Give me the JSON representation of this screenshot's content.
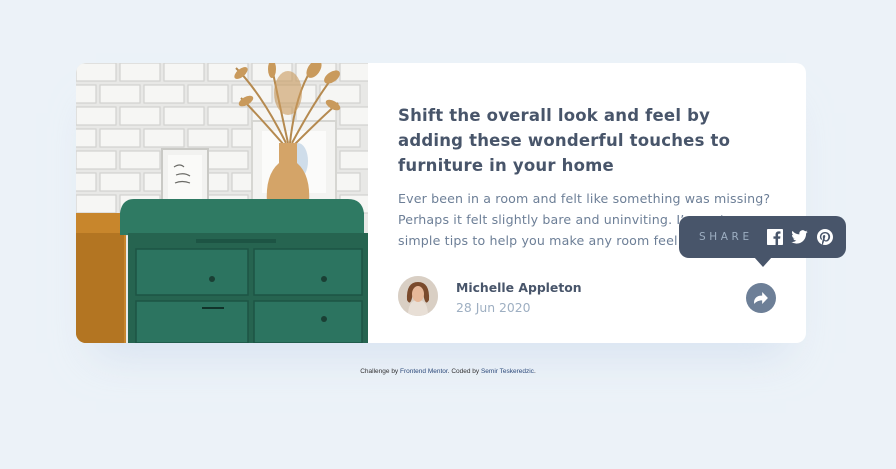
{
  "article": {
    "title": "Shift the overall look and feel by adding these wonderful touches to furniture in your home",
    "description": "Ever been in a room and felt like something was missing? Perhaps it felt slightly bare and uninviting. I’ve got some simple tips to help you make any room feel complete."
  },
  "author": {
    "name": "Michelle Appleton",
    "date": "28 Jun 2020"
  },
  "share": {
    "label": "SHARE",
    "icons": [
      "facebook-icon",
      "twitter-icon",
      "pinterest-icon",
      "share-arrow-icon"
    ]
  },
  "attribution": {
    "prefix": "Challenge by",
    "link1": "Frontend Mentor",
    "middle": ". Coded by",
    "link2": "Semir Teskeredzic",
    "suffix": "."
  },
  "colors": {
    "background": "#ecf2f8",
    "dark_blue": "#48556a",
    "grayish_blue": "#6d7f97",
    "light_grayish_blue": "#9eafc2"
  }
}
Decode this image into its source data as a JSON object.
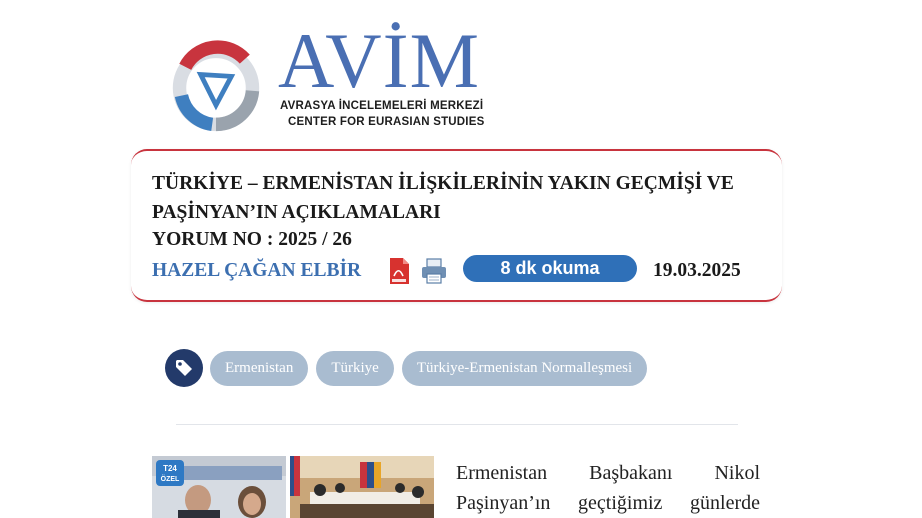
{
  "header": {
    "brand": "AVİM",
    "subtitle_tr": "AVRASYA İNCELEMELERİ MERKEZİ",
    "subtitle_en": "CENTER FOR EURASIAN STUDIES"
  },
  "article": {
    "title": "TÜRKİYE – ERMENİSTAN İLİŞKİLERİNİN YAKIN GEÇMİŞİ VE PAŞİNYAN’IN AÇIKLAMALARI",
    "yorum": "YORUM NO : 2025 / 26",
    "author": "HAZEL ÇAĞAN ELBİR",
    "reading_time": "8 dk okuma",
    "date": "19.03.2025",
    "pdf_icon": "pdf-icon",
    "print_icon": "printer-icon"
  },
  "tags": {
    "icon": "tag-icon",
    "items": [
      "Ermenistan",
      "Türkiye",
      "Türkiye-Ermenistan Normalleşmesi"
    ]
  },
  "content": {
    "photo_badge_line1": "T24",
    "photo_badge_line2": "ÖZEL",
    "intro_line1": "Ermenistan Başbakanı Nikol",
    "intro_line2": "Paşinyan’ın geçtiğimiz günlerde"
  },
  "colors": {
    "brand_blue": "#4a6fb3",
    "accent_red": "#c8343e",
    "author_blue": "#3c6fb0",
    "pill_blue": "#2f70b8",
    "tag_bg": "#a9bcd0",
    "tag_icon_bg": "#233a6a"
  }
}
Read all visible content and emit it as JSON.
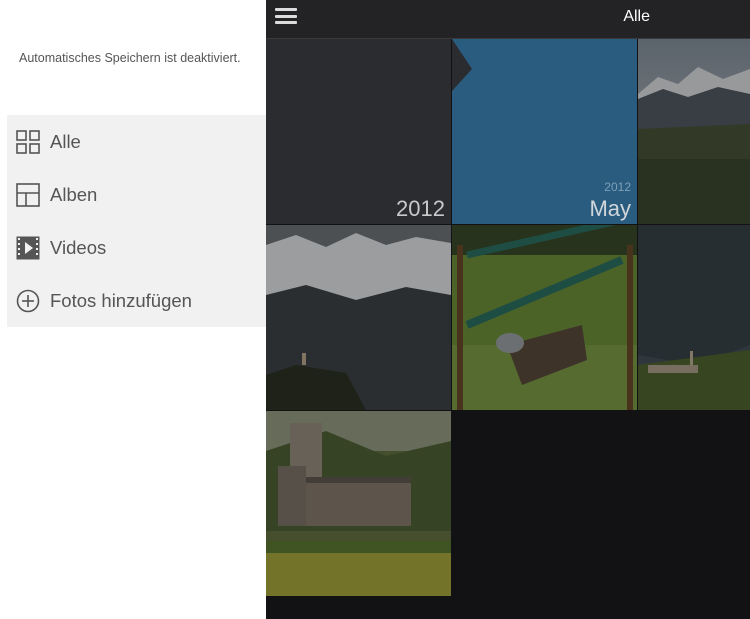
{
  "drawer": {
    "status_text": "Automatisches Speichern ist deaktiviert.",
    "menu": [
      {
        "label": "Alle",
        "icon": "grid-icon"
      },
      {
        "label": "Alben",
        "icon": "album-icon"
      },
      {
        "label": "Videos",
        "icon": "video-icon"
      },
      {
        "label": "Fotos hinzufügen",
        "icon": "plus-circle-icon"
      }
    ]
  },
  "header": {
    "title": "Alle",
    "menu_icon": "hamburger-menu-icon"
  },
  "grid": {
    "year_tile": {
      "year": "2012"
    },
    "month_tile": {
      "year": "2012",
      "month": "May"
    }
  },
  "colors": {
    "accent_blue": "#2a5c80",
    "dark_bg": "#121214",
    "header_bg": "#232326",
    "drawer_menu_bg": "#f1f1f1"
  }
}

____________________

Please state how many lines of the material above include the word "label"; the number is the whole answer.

--- Result for this exercise ---
5